FT6 Scenario building basics

A scenario is a story that describes a vision of a possible future or aspects of that possible future. Building the scenario helps us to visualize the impacts of change. Scenarios are not predictions about the future, but more like simulations of some possible futures.

Roy Amara reminds us that

The future is unpredictable
The future is not predetermined
Our choices have impacts on the future
(Roy Amara, IFTF)

This means that scenarios can help us shape the future by seeing the potential impact of the choices we make in the here and now. The process for doing this is as follows:

  • We analyze the PESTE variables
  • Establish our key drivers
  • Build scenarios
  • Create visionary concepts that allow us to capitalize on the opportunities and avoid the threats
  • Design steps towards realizing the visionary concept and desired future
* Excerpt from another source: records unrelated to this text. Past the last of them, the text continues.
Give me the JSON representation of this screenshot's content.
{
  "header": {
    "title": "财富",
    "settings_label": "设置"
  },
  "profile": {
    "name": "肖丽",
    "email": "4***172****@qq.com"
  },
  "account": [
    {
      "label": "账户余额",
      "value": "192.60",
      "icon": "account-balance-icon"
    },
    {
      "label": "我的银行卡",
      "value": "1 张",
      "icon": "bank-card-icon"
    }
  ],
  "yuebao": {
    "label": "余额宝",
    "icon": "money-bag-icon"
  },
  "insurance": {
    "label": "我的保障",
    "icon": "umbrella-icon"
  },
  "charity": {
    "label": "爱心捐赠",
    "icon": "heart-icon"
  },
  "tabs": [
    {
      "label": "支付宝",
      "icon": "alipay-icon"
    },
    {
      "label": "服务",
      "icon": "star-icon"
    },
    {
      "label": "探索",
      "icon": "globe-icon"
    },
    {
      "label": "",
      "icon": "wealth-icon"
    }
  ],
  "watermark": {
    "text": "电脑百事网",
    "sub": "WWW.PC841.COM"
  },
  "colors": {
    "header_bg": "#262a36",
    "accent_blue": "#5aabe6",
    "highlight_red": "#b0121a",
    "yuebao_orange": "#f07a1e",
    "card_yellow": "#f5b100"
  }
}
Earlier you learned how to carry out a PESTE analysis. Now we need to establish the key drivers we will work with. These two drivers will form X and Y axes in our fourfold table where we will draft our alternative scenarios. You need to select two drivers that you feel will be key to the future in your sector and region.

You can download the MOTION template for scenario building from the extra material module. The fourfold table and scenario building helps you to develop scenario alternatives for the future. It provides a test bed for various combinations of key drivers to imagine all the possible future worlds. It is important to accept that there is no exact rule to make a choice for the X and Y axes among the key variables; rather it requires curiosity and enthusiasm to test it with different variables with their extreme end values among trends and wild cards.

To build the scenarios, you need to define the extremes for each driver and their end values; from this you can create four scenario drafts, one for each quarter.

Name each scenario. Names for the scenarios are important as they form a language to discuss the future. It can be helpful to keep them short, so that they are easy to remember. It is also useful if you find a metaphor from movies or books to make them more concrete so that people can connect with them emotionally.

It is important to reach a common understanding of each scenario. Think of it like an elevator pitch for a movie – how can you describe the scenario in a quick and clear way? If you are working with a team discuss it between the team members; if not, try it out on someone. Sometimes you may have to rename the scenarios after this type of discussion, but that is ok. What is important is getting a final agreed understanding before using the scenarios in practice.

Once you are happy with your drivers and have names and descriptions for your scenarios, we can move on to the next stage. With the inspiration of section (video duration 5:04), you can build scenarios presenting possible futures in relation to the drivers and trends identified.